• TASK PROMPT: Return all of the entries, keeping every word and mark as it is.

• RECORDS PROVIDED:
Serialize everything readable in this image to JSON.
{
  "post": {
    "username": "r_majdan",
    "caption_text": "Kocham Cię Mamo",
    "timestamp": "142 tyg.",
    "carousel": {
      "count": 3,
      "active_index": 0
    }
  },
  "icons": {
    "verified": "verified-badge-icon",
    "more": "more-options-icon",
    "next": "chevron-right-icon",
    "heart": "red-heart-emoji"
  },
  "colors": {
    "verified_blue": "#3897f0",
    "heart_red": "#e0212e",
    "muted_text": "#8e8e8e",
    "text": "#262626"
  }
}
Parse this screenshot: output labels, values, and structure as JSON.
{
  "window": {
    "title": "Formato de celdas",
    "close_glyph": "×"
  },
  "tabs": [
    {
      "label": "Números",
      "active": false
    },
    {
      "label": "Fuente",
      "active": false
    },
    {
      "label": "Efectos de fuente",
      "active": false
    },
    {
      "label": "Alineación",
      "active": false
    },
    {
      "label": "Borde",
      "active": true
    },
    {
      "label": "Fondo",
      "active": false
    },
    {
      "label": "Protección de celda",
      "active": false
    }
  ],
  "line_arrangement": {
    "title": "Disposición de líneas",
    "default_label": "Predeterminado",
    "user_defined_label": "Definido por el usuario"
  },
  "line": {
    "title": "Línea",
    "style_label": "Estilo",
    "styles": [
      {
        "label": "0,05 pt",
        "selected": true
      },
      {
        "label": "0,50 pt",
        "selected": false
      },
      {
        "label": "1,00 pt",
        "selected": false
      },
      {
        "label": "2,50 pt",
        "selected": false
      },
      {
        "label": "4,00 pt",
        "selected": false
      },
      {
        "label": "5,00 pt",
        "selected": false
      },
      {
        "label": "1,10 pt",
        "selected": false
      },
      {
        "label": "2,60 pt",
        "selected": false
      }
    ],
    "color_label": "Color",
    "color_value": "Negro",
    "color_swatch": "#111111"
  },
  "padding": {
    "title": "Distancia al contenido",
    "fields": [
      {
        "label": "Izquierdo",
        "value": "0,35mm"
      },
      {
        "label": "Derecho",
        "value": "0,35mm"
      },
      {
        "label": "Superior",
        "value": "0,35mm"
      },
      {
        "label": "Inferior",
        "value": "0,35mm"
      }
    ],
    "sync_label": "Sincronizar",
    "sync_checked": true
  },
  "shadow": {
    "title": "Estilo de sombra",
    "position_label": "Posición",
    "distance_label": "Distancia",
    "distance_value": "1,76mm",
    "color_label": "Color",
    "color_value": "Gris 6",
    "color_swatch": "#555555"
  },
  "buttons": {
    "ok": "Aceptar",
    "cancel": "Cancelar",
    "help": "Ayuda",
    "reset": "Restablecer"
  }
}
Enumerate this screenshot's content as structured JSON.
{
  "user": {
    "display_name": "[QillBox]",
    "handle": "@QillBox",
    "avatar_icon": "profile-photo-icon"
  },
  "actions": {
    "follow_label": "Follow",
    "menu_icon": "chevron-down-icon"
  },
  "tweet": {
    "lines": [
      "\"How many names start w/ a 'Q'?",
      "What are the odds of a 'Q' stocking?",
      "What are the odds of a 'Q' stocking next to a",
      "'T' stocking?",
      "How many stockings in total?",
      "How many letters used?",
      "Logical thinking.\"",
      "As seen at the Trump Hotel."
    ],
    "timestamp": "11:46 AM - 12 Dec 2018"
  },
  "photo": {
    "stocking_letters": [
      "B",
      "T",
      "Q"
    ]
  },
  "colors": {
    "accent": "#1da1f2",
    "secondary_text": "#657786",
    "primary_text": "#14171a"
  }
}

• OUTPUT FOR THIS EXERCISE:
Serialize everything readable in this image to JSON.
{
  "post": {
    "username": "r_majdan",
    "caption_text": "Kocham Cię Mamo",
    "timestamp": "142 tyg.",
    "carousel": {
      "count": 3,
      "active_index": 0
    }
  },
  "icons": {
    "verified": "verified-badge-icon",
    "more": "more-options-icon",
    "next": "chevron-right-icon",
    "heart": "red-heart-emoji"
  },
  "colors": {
    "verified_blue": "#3897f0",
    "heart_red": "#e0212e",
    "muted_text": "#8e8e8e",
    "text": "#262626"
  }
}
Parse this screenshot: output labels, values, and structure as JSON.
{
  "window": {
    "title": "Formato de celdas",
    "close_glyph": "×"
  },
  "tabs": [
    {
      "label": "Números",
      "active": false
    },
    {
      "label": "Fuente",
      "active": false
    },
    {
      "label": "Efectos de fuente",
      "active": false
    },
    {
      "label": "Alineación",
      "active": false
    },
    {
      "label": "Borde",
      "active": true
    },
    {
      "label": "Fondo",
      "active": false
    },
    {
      "label": "Protección de celda",
      "active": false
    }
  ],
  "line_arrangement": {
    "title": "Disposición de líneas",
    "default_label": "Predeterminado",
    "user_defined_label": "Definido por el usuario"
  },
  "line": {
    "title": "Línea",
    "style_label": "Estilo",
    "styles": [
      {
        "label": "0,05 pt",
        "selected": true
      },
      {
        "label": "0,50 pt",
        "selected": false
      },
      {
        "label": "1,00 pt",
        "selected": false
      },
      {
        "label": "2,50 pt",
        "selected": false
      },
      {
        "label": "4,00 pt",
        "selected": false
      },
      {
        "label": "5,00 pt",
        "selected": false
      },
      {
        "label": "1,10 pt",
        "selected": false
      },
      {
        "label": "2,60 pt",
        "selected": false
      }
    ],
    "color_label": "Color",
    "color_value": "Negro",
    "color_swatch": "#111111"
  },
  "padding": {
    "title": "Distancia al contenido",
    "fields": [
      {
        "label": "Izquierdo",
        "value": "0,35mm"
      },
      {
        "label": "Derecho",
        "value": "0,35mm"
      },
      {
        "label": "Superior",
        "value": "0,35mm"
      },
      {
        "label": "Inferior",
        "value": "0,35mm"
      }
    ],
    "sync_label": "Sincronizar",
    "sync_checked": true
  },
  "shadow": {
    "title": "Estilo de sombra",
    "position_label": "Posición",
    "distance_label": "Distancia",
    "distance_value": "1,76mm",
    "color_label": "Color",
    "color_value": "Gris 6",
    "color_swatch": "#555555"
  },
  "buttons": {
    "ok": "Aceptar",
    "cancel": "Cancelar",
    "help": "Ayuda",
    "reset": "Restablecer"
  }
}
Enumerate this screenshot's content as structured JSON.
{
  "user": {
    "display_name": "[QillBox]",
    "handle": "@QillBox",
    "avatar_icon": "profile-photo-icon"
  },
  "actions": {
    "follow_label": "Follow",
    "menu_icon": "chevron-down-icon"
  },
  "tweet": {
    "lines": [
      "\"How many names start w/ a 'Q'?",
      "What are the odds of a 'Q' stocking?",
      "What are the odds of a 'Q' stocking next to a",
      "'T' stocking?",
      "How many stockings in total?",
      "How many letters used?",
      "Logical thinking.\"",
      "As seen at the Trump Hotel."
    ],
    "timestamp": "11:46 AM - 12 Dec 2018"
  },
  "photo": {
    "stocking_letters": [
      "B",
      "T",
      "Q"
    ]
  },
  "colors": {
    "accent": "#1da1f2",
    "secondary_text": "#657786",
    "primary_text": "#14171a"
  }
}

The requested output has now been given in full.